Gregory W. Bowman said...

Anonymous 2: I am not asserting that grades do not matter. I am asserting that once you have landed a good position and shown your chops, that is worth far more than your law school GPA. Did I ever know or care whether a corner office partner graduated cum laude or not? No. When I lateraled from one office to another, did my new law firm care whether I got an A or B or C in Civ Pro I? No. I know a good number of students with not top of the class grades, who either landed good positions right out of law school, or worked their way "up the ladder" once in the work force. So it is doable--a challenge, but doable.

Anonymous #3: I suppose you are not doubting that the stories are true. You are doubting whether they matter. The point is that most of the people in those stories were not lucky--they were determined. Maybe many of the rest are not (not such a good thing), or maybe they are but decide the toil is not worth it (which may be a good thing depending on the details of their circumstances). I am not--repeat, not--saying it is a level playing field and that grades do not matter. I am saying that low or average grades are not a fatal blow to your future. After grades come out in January 2007 I will post my thoughts on how to go about jobhunting with average grades, especially from a regional law school.

Wha? said...

What? No talk of Florida in the national championship game? Jeez Louise, ya gotta take a break every once in awhile. Burnout is for real, you know.

Anonymous said...

go gators!

Anonymous said...

Sorry for the off topic post. It looks like Prof. Bowman needs to up his standards to get the competitive edge...

http://youtube.com/watch?v=RxO-XRWiRpI

Perhaps you could give an explication of the proposed amendments to the UCC while playing Super Dad.

shell said...

I have quickly drafted a list of study suggestions for 1L's. My apologies in advance if it comes a little bit too late in the semester. I am also knee deep in the study frenzy myself.

Good luck with the exams!

Trey said...

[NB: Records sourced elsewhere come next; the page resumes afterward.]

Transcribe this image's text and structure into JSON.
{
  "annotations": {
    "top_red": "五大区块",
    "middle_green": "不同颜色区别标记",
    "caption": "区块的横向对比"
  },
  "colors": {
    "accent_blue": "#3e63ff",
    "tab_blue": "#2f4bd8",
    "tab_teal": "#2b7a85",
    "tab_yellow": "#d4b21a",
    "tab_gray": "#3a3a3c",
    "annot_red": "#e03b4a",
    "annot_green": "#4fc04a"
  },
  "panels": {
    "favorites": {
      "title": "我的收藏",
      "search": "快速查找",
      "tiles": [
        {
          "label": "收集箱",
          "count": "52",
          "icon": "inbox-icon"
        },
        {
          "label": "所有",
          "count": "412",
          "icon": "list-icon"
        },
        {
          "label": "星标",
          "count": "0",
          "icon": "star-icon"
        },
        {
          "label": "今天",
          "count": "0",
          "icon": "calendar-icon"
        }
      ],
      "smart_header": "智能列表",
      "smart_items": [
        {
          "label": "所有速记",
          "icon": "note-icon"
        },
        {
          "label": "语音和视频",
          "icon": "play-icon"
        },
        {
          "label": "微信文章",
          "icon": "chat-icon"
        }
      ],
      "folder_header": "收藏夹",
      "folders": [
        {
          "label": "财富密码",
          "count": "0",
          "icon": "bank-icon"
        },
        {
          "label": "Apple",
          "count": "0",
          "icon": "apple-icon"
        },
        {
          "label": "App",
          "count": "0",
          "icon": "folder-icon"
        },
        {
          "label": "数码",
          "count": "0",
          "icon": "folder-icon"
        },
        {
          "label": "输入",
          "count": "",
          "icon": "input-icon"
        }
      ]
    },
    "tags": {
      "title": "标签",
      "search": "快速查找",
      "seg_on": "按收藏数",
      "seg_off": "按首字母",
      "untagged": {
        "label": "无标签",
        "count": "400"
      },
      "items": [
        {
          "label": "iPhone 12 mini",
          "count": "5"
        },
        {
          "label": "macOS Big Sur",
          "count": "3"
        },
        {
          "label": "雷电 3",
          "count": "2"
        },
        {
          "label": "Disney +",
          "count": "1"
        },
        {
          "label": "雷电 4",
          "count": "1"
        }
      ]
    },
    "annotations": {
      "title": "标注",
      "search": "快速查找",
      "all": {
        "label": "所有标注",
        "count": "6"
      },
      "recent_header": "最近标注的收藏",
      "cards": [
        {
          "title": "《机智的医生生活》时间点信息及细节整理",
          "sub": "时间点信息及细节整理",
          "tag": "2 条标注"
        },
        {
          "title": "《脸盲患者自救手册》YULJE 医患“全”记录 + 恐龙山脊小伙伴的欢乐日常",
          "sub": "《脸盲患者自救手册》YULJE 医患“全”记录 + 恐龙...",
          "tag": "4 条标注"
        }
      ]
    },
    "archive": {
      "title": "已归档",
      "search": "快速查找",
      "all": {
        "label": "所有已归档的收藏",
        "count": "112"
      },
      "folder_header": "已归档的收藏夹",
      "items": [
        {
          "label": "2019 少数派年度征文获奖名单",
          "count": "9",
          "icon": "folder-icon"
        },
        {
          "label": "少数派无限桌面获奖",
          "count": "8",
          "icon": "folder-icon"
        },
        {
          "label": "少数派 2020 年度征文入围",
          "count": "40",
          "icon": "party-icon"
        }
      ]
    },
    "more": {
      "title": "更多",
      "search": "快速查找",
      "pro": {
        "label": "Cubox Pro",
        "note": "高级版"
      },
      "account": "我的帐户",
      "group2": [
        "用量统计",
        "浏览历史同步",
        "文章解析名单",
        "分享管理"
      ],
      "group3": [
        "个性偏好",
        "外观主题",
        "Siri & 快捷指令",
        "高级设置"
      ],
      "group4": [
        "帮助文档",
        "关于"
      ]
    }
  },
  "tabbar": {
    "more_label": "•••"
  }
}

Thanks for the extra 20 minutes today. However, I was still hearing *beep* *beep* *beep* in my head for at least 15 of those extra 20. What a strange experience that was! We were all so confused. There was no proctor in the room at the time, and we were afraid to consult with each other about what to do because we didn't want to be accused of cheating. It was VERY scary. The funny thing is that the fear was not of burning or dying of smoke inhalation. Instead, the fear surrounded our fate with our exam. My first thought was, why not the Property exam?